__Exercise requirements__
Please say how many lines in the entries below hold the string "artist", with no other words.

*** Opening Data provided ***

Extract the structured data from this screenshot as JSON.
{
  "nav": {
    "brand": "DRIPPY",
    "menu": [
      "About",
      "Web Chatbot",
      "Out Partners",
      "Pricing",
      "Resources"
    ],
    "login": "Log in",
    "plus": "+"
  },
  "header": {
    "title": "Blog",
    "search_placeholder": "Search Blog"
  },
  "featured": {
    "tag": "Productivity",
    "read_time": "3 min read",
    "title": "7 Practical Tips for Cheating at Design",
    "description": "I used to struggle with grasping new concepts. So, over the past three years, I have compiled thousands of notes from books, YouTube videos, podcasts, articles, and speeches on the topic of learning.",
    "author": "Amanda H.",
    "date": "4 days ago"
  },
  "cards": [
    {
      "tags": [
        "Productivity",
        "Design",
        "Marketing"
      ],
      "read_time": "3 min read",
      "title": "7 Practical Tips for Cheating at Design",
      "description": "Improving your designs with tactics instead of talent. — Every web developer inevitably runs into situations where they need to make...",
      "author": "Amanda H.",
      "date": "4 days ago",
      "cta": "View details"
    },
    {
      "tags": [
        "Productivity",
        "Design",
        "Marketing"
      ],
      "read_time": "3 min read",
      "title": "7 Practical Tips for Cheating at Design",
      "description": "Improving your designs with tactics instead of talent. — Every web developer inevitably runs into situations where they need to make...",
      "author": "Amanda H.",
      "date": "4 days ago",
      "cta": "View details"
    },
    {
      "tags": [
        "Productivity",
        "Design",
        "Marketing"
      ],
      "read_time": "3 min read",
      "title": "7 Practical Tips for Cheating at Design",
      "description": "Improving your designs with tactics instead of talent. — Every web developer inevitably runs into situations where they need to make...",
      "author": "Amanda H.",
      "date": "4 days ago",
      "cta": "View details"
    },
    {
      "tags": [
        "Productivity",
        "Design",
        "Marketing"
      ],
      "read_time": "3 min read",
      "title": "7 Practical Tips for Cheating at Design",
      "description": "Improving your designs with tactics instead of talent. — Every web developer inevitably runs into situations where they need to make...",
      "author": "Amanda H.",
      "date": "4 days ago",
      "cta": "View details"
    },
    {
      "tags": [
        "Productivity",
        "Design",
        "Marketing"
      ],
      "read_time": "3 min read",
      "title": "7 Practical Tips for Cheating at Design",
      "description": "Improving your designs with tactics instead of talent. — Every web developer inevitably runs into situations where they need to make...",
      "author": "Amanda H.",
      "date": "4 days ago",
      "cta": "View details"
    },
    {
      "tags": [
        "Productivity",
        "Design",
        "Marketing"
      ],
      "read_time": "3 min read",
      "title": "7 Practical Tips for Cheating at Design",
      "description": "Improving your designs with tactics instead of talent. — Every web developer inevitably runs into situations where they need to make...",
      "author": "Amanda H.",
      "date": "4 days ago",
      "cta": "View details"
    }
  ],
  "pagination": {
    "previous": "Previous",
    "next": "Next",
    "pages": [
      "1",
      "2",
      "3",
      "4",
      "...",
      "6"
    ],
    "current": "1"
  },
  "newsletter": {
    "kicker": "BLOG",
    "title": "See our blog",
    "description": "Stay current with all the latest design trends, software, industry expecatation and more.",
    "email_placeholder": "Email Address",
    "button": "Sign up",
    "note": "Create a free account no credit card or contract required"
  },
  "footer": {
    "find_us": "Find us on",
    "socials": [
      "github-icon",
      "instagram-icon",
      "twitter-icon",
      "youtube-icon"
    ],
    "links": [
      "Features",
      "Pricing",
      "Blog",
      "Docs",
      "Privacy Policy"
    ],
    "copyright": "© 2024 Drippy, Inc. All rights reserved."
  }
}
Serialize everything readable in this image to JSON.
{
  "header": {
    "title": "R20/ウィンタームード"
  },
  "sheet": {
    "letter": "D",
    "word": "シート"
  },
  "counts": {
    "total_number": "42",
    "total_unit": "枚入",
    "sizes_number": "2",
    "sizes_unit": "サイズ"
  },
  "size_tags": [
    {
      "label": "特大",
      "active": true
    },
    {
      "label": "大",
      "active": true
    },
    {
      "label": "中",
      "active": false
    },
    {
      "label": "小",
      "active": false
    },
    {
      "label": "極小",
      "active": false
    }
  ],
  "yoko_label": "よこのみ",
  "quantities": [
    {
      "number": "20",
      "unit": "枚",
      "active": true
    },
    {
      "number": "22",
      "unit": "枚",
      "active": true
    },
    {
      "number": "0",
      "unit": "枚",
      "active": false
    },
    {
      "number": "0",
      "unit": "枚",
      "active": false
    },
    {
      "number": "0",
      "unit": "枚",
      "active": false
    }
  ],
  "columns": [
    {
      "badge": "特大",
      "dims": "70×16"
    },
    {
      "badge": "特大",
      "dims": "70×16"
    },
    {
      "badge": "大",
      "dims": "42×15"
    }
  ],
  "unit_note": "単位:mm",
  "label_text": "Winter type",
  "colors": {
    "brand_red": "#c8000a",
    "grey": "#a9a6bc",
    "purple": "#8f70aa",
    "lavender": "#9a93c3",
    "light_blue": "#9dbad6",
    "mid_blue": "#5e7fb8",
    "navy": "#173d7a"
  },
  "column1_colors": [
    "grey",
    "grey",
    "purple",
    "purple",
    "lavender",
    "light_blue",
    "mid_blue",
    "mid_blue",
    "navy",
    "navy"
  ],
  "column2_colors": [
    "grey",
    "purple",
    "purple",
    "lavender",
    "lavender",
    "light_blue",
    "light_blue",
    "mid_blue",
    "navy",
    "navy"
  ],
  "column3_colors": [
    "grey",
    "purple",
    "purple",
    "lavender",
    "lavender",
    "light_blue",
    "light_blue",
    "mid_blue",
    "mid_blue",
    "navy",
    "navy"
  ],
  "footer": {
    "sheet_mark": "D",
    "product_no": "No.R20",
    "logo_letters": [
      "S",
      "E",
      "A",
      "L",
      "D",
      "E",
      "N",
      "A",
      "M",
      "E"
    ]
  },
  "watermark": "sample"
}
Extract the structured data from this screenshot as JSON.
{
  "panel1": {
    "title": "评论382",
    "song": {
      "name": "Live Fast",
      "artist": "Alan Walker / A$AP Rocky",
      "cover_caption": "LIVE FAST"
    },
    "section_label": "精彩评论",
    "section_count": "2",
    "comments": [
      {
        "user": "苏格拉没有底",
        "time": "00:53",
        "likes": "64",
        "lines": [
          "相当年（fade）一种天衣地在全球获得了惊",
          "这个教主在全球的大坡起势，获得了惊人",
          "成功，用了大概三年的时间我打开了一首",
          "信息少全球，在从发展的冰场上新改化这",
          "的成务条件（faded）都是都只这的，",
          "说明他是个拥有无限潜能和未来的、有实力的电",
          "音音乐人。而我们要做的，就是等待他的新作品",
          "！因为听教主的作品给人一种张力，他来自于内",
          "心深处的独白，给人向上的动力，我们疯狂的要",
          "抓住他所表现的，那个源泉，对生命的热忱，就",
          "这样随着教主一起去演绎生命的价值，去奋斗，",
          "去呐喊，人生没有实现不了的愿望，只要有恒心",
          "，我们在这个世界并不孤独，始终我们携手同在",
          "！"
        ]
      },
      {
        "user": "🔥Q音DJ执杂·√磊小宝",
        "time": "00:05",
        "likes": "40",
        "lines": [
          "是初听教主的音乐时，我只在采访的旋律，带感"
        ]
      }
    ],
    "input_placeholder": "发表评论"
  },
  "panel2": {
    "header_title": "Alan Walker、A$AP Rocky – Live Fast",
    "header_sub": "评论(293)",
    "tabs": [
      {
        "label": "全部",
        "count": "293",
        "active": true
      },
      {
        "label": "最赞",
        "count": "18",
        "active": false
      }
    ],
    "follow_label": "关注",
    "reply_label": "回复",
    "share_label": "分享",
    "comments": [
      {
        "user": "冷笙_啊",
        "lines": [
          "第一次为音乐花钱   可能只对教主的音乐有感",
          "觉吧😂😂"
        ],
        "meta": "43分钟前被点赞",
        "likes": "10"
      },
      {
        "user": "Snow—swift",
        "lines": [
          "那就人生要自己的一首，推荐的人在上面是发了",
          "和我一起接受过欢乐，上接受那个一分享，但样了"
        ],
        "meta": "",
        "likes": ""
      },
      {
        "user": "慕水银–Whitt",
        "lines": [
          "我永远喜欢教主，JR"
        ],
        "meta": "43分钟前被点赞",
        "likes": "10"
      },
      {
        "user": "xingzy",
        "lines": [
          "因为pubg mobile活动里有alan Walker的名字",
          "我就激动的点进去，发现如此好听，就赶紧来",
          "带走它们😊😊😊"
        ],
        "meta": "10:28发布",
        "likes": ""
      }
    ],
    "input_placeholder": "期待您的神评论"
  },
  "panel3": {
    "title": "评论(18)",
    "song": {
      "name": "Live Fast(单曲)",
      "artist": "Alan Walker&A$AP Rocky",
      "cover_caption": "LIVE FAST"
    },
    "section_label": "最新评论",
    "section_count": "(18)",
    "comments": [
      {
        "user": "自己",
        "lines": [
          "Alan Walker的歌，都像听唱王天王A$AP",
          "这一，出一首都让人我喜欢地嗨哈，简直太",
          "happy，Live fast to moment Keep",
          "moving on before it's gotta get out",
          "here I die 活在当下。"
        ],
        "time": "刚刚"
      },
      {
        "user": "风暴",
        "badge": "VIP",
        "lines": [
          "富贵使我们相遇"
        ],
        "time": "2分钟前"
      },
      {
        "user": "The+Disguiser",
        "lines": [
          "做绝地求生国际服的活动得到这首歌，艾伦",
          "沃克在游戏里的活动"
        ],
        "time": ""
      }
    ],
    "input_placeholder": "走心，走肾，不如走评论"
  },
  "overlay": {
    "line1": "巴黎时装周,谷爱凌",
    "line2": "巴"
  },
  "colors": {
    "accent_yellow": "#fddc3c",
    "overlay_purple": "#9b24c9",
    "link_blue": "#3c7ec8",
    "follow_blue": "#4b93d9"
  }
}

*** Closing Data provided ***

__Task answer__
2